**Extracted material**
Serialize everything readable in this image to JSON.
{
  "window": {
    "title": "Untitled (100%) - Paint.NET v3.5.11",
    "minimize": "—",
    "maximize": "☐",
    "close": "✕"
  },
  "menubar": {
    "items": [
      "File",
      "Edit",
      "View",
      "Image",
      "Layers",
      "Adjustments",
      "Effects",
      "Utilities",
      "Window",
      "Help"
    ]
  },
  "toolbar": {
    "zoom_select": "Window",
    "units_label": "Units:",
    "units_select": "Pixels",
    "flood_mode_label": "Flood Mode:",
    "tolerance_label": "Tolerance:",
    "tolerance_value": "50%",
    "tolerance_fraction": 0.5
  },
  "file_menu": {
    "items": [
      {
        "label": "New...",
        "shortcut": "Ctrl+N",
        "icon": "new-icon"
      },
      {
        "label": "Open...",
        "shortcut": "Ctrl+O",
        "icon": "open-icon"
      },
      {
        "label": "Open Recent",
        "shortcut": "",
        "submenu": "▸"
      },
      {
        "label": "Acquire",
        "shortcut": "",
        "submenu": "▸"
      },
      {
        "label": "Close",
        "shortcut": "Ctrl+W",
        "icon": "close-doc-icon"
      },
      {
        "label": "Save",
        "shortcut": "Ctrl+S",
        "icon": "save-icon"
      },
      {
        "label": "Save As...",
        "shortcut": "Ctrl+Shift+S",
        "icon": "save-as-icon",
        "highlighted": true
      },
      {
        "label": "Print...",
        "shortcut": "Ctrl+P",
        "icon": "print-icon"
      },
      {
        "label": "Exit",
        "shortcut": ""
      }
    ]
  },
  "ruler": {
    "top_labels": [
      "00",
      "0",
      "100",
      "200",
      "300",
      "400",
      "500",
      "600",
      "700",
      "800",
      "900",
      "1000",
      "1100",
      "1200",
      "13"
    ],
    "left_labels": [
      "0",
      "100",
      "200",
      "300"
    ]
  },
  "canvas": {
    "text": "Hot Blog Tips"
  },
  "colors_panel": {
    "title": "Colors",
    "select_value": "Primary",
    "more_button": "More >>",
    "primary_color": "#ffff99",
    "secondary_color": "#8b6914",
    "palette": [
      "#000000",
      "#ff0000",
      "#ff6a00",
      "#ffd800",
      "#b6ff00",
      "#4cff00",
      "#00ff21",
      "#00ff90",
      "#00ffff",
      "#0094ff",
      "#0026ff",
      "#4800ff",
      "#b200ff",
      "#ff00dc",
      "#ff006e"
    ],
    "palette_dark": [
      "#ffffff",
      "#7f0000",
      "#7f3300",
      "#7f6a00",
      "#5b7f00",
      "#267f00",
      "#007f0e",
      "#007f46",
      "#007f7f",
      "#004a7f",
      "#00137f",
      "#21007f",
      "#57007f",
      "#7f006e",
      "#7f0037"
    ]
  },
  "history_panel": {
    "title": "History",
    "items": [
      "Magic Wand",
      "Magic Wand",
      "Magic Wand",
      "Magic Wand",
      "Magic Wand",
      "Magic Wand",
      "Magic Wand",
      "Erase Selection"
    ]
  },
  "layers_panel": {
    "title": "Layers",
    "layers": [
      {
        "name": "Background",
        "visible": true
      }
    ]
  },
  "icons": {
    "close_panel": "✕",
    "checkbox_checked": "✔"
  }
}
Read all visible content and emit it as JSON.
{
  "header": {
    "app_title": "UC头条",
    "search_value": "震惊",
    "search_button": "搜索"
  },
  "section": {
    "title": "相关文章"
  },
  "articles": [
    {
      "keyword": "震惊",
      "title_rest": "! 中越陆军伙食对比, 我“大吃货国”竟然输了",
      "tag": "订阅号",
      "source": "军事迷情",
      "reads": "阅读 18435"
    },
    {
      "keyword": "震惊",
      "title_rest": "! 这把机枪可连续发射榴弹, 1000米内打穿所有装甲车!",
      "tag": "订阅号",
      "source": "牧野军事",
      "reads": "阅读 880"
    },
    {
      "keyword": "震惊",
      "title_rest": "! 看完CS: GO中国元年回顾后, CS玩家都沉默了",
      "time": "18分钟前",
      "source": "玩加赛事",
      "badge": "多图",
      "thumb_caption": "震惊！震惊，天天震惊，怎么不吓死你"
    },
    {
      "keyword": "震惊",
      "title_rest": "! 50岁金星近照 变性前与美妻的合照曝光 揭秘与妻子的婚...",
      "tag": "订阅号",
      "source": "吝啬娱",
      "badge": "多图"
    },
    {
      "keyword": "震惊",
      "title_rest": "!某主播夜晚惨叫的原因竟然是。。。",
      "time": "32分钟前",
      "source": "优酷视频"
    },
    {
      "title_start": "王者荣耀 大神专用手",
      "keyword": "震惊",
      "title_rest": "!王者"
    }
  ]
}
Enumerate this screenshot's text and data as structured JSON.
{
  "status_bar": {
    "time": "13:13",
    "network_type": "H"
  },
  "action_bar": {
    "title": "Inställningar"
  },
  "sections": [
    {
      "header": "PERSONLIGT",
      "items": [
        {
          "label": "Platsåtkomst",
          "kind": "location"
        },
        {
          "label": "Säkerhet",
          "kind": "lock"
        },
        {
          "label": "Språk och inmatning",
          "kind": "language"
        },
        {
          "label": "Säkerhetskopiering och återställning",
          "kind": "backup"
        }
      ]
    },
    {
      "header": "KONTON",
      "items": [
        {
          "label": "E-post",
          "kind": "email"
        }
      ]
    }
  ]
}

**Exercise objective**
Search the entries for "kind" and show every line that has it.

**Expected answer**
          "kind": "location"
          "kind": "lock"
          "kind": "language"
          "kind": "backup"
          "kind": "email"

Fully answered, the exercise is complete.